THE PROBLEM
Go through the listing below and state how many lines hold the word "Carpentry", giving only the number.

EXTRACTED MATERIAL

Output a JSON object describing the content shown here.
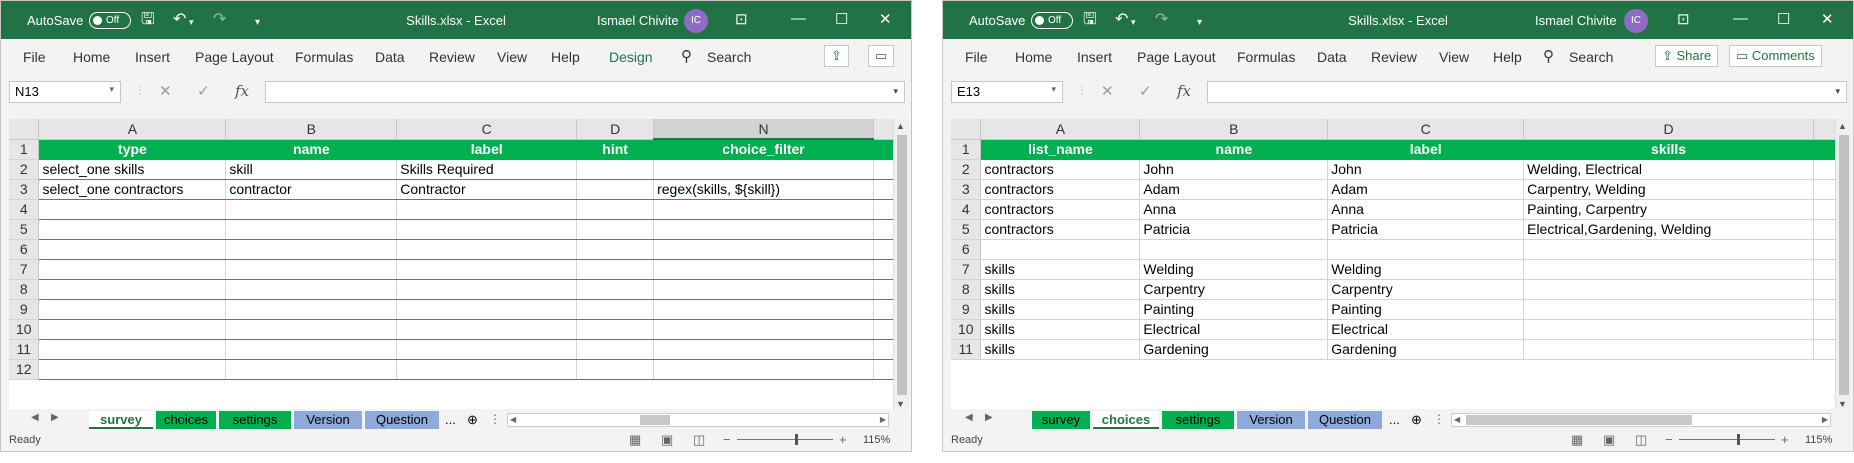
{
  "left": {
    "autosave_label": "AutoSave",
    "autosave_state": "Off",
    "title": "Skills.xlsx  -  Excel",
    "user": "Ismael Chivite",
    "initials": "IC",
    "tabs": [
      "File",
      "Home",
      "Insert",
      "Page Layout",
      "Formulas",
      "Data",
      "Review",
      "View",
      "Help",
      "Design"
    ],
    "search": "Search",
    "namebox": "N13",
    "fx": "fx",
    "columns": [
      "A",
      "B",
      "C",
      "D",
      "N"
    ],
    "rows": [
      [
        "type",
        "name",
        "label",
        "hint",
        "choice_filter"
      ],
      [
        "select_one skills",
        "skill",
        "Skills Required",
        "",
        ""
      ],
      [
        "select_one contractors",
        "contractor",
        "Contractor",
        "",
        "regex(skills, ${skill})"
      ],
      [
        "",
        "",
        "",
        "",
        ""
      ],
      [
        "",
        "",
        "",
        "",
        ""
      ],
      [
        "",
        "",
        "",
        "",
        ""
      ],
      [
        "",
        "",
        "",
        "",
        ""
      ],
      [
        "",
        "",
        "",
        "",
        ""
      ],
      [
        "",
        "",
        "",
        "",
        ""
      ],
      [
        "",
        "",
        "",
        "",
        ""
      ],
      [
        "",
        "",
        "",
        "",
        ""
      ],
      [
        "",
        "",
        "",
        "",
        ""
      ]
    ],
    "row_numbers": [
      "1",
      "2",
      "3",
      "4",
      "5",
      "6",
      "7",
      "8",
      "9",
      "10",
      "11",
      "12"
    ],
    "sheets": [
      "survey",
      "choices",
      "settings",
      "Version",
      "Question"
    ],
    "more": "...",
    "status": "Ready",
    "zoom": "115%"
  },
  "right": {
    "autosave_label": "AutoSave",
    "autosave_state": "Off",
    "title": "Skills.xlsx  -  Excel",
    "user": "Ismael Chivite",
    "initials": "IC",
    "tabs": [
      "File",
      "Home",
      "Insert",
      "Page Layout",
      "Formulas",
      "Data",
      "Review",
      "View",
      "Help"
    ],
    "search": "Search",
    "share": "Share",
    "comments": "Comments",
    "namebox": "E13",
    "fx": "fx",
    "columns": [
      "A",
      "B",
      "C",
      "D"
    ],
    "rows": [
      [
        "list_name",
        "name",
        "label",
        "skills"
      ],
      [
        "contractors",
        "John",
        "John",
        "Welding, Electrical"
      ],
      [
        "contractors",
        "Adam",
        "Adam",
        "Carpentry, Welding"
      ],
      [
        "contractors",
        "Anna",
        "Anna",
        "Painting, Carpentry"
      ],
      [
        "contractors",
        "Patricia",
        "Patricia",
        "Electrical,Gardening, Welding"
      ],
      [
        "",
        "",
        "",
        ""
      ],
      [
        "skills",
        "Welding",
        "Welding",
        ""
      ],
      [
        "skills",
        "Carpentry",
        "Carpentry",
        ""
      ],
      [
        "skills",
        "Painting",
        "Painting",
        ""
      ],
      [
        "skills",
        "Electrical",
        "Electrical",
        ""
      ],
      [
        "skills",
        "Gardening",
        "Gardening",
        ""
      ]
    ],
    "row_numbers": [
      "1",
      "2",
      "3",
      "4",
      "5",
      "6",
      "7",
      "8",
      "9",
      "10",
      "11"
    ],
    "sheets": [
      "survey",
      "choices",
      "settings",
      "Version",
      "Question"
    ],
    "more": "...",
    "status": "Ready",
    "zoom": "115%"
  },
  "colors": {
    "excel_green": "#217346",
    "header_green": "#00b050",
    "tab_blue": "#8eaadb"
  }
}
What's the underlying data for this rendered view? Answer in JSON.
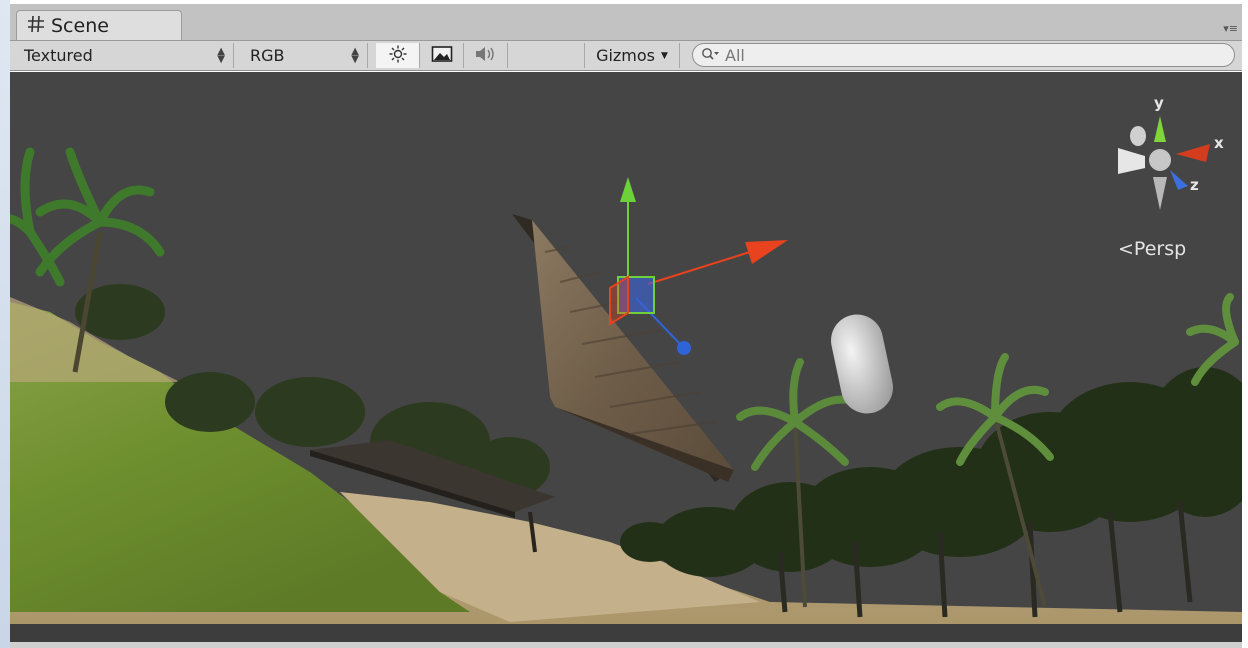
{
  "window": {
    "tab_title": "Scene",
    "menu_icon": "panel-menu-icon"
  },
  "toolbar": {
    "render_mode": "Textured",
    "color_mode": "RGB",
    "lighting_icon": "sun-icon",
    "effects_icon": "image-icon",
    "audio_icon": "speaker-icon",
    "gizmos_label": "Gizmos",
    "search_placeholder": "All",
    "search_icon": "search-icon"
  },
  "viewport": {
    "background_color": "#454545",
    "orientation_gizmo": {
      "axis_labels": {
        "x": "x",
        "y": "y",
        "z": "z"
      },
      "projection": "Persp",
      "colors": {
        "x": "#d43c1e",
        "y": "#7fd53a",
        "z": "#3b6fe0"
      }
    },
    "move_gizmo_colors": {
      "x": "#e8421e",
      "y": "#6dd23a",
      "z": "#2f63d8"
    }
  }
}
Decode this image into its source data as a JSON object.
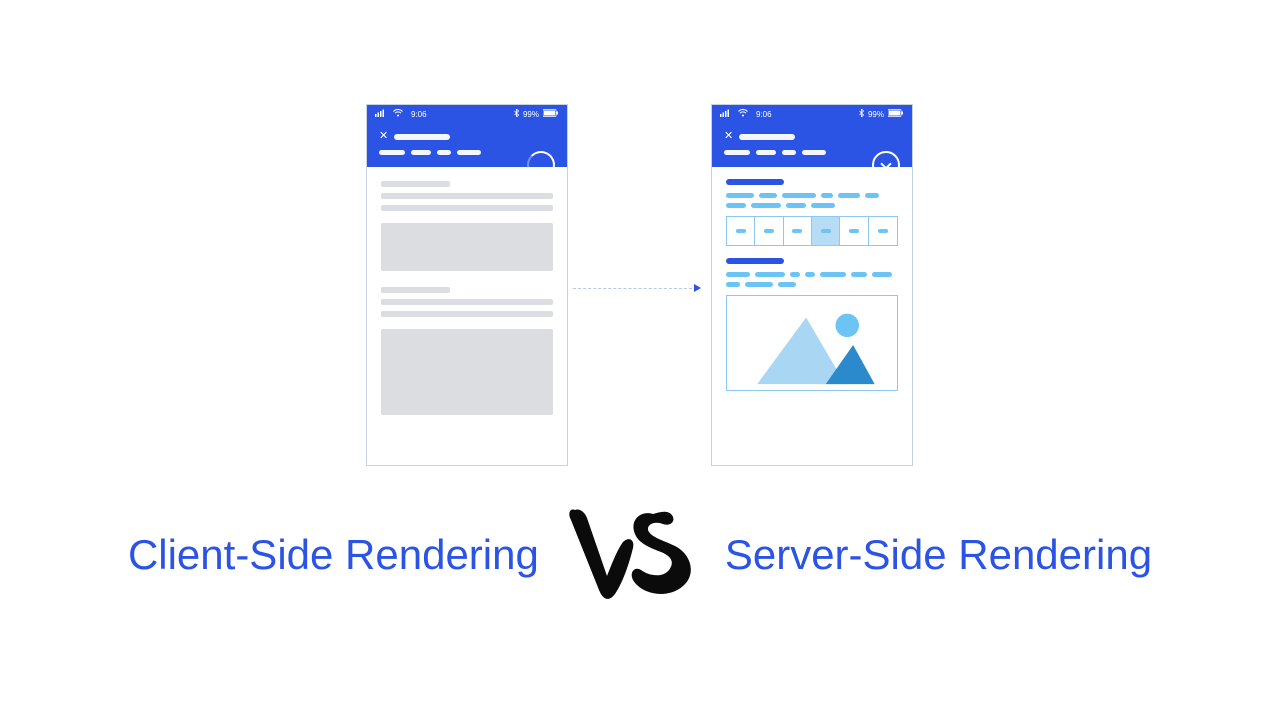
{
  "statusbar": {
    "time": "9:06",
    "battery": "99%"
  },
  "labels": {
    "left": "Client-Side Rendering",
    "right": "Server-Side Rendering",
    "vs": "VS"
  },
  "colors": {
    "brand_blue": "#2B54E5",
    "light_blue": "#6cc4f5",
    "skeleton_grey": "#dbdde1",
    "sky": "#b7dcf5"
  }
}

THE ANSWER
4